Sunday, November 8, 2015

Cooties in our gut keep us skinny, smart and cure cancer!?????

The cooties in our gut have been the hottest thing in research, and news about research, of late.  It is not as new as some folks would like to have you believe.  We have known for some time now, that a little dirt don't hurt.  Kids have become less immune to disease and more susceptible to various immune problems like asthma and allergies since the world got cleaner around them.  Concomitantly, they do die less from pneumonia and dysentery!!!  Just say'n!  On the other hand, as humans become more willing to take, and docs to prescribe, antibiotics for a cold (That's a virus people!!!  Antibiotics kill bacteria....not a virus!) and allow farmers to feed them in large quantities to animals that end up on our grills, we haven't cured a single virus, but we have killed a lot of important bacteria that should be living in our guts. 

Additionally, the diet most Americans low in fiber, fruits and vegetables....but filled with processed, "fast" food....does us no favors.  Rats fed more fiber eat less than their fiber-free counterparts, are thinner, faster and live longer.  Studies in real live people show that the fiber does that in an obvious way, but also changes the microbes in our gut as the "good" germs like to eat the fiber!!!  If there's no fiber there for them to eat, they aren't there!!!  So, along with obesity prevention, scientists are now touting the benefit of good germs in our gut to promote brain development, improved cognitive behaviors, and prevent neurologic disorders.  The latest reports also seem to show that good bacteria in our intestines can promote the beneficial effects of immunotherapy....

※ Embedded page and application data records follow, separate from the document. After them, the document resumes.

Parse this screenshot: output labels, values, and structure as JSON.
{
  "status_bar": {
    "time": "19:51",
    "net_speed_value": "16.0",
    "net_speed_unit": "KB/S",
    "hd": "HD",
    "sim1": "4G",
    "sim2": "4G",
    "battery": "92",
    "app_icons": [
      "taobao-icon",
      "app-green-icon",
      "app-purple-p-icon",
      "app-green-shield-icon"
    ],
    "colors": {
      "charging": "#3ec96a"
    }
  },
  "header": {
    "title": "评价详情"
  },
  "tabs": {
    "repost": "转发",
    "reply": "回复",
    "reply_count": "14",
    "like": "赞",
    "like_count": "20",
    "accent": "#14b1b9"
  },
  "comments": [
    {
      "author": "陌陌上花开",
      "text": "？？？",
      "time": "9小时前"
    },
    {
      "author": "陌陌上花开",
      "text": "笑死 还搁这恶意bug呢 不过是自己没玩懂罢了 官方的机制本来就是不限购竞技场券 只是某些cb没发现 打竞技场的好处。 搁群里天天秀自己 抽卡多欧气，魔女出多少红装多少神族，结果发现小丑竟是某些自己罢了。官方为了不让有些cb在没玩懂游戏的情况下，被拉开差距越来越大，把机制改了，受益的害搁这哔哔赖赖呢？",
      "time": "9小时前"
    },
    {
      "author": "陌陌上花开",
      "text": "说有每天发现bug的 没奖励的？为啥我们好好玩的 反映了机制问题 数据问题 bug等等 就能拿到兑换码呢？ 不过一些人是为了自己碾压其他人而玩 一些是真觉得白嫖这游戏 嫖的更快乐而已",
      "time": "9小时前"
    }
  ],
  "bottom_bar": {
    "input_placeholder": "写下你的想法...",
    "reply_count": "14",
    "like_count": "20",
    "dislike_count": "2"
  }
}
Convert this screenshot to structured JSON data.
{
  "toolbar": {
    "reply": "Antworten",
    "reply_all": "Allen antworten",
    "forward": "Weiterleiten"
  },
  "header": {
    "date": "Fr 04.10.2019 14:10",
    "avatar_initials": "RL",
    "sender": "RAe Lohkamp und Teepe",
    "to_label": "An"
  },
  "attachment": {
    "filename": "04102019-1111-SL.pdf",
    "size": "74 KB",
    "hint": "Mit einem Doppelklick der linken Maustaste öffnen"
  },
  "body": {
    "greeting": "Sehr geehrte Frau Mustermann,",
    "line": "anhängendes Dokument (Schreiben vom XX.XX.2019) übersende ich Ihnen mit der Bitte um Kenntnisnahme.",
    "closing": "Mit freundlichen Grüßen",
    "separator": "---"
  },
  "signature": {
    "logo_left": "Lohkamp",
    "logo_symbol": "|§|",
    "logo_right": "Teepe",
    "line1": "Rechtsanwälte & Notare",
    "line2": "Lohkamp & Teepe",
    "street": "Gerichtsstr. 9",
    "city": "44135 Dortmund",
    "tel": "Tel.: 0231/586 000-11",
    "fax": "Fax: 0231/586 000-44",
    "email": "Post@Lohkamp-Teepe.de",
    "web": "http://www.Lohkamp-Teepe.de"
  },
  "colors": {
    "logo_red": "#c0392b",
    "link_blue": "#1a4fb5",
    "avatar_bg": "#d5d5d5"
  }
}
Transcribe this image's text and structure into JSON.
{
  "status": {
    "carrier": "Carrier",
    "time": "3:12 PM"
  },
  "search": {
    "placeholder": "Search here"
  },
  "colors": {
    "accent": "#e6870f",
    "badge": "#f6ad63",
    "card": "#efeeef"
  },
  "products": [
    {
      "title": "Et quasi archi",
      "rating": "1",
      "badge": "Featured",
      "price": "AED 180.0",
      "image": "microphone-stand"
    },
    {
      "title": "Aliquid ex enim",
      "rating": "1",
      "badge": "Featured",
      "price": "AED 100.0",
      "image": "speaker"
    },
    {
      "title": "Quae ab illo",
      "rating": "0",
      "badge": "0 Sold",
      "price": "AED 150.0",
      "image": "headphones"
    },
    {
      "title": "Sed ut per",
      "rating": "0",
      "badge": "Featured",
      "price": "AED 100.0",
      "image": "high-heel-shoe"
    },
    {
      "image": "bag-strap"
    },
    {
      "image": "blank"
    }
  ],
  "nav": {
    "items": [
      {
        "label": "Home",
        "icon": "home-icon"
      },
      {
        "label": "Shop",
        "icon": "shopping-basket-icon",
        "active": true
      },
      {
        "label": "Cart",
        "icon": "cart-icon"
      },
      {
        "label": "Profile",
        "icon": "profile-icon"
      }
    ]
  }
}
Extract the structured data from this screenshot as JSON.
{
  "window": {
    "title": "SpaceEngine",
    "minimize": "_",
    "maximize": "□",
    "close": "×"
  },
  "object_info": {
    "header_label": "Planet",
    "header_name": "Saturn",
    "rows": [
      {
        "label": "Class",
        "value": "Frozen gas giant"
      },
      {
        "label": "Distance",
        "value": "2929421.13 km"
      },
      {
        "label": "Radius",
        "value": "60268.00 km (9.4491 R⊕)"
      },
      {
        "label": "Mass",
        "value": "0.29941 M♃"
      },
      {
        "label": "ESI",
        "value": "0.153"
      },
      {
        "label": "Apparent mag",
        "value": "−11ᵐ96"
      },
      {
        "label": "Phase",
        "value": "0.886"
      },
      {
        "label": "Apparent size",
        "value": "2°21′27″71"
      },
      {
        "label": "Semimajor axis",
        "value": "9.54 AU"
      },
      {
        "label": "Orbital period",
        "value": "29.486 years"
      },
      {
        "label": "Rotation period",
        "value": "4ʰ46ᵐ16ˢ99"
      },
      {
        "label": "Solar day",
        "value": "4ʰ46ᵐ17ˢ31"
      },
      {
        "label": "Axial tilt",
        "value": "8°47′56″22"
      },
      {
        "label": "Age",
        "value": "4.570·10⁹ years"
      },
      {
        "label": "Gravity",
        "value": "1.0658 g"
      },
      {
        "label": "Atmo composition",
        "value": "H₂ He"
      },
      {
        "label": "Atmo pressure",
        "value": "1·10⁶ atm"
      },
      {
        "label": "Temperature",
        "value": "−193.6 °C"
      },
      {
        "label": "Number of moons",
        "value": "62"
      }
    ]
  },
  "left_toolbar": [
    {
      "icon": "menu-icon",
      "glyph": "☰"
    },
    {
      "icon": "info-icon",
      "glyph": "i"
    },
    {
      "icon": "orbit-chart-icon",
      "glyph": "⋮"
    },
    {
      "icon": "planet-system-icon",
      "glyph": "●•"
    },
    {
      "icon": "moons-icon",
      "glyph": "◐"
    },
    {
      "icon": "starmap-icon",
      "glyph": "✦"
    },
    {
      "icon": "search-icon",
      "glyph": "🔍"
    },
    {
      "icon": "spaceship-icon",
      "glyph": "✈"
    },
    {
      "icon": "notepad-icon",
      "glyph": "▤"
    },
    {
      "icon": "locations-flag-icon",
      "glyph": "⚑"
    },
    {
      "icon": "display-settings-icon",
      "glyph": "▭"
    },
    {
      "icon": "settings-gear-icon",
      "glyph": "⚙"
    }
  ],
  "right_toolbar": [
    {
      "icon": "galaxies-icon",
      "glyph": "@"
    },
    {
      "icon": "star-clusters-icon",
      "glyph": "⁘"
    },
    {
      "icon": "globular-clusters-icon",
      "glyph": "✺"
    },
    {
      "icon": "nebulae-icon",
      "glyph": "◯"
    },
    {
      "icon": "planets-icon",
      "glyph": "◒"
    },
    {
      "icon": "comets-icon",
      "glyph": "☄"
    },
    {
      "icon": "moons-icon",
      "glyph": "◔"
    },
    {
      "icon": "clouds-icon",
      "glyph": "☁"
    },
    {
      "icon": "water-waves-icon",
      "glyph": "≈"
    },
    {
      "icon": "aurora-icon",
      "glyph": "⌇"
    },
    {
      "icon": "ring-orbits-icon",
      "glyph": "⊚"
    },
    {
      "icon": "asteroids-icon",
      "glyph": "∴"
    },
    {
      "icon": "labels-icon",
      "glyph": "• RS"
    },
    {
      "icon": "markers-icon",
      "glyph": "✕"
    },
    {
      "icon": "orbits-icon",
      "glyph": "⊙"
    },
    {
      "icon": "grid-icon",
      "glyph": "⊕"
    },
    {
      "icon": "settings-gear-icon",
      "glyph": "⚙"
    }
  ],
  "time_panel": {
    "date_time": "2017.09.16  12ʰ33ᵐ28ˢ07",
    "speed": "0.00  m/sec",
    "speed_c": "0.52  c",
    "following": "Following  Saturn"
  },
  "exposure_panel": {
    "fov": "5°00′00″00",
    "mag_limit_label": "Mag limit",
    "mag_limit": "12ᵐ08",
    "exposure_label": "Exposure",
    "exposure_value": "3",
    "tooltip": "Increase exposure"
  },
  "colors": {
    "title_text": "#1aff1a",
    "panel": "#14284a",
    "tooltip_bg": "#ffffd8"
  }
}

The Atlantic: 11/2015 - Immunotherapy cancer drugs depend on gut microbes

Commensal Bifidobacterium promotes antitumor immunity and facilitates anti-PD-L1 efficacy.
Sivan, Corrales, Hubert, et al.  Science. 2015 Nov 5.
"T cell infiltration of solid tumors is associated with favorable patient outcomes, yet the mechanisms underlying variable immune responses between individuals are not well understood. One possible modulator could be the intestinal microbiota. We compared melanoma growth in mice harboring distinct commensal microbiota and observed differences in spontaneous antitumor immunity, which were eliminated upon cohousing or following fecal transfer. 16S ribosomal RNA sequencing identified Bifidobacterium as associated with the antitumor effects. Oral administration of Bifidobacterium alone improved tumor control to the same degree as anti-PD-L1 therapy (checkpoint blockade), and combination treatment nearly abolished tumor outgrowth. Augmented dendritic cell function leading to enhanced CD8+ T cell priming and accumulation in the tumor microenvironment mediated the effect. Our data suggest that manipulating the microbiota may modulate cancer immunotherapy."

None of this is really surprising.  We already knew how much difference the microbes within our intestines made in the presence of allergies and immunologic based diseases. And, yes, in some medical cases, like the treatment of c. difficile, we have even found that fecal transplants are needed!!! Of course it makes sense that this "background note" would affect drugs and treatments that work by stimulating the immune system!!!  However, once is important to remember that this is not the end all, be all, to cancer and all sorts of diseases.  It goes back to the same old song.  There is no miracle drug or diet.  Doing something extreme or bizarre with your diet is not going to change your world or your cancer.  But....if you will exercise, eat your fruits and will set yourself up to be the healthiest you can.  Want to increase the bifidobacterium in your gut?  No problem.  Eat yogurt with live cultures.  Drink kefir or buttermilk.  Enjoy kimchi (Korean fermented cabbage), sauerkraut, miso, and other fermented fruits and veg.  And after that...take a walk...preferably while holding hands with a good friend.
Love and luck - c


  1. The Atlantic is one of my favorite magazines to read when I'm NOT reading about cancer, and they end up publishing a story about good bacteria's influence on immunotherapy before anywhere else.....A subject I just thought to look up two weeks ago and found nothing. Round of yogurts on me! Thanks for posting!

  2. For those wishing to supplement with probiotics it is important to note that the particular strain of Bifidobacterium you take is important. There are many, and most probiotic companies don't list the full name of the probiotics contained in their product. The probiotic used in the study was Bifidobacterium infantis 35624 and the only company I could find that carried it was Align. With the support of my oncologist I am currently taking it daily to boost my response to my immunotherapy treatments. Though the treatments are already shrinking my lung tumor I figure everything I can do to improve and support my immune system helps now and in the long run. Since I've had a couple rounds of antibiotics lately to calm infections and fevers related to my ipi/nivo immunotherapy treatments I also take a probiotic that contains a larger array of probiotics, just as insurance. Plus, of course, a diet chock full of fruit and veggies. I wish I liked kimchi!

    I love your blog and have found it to be about the best source anywhere for the latest and greatest in melanoma treatments. As a Stage IV newbie, I am very grateful for your knowledge and positivity. Thanks so much!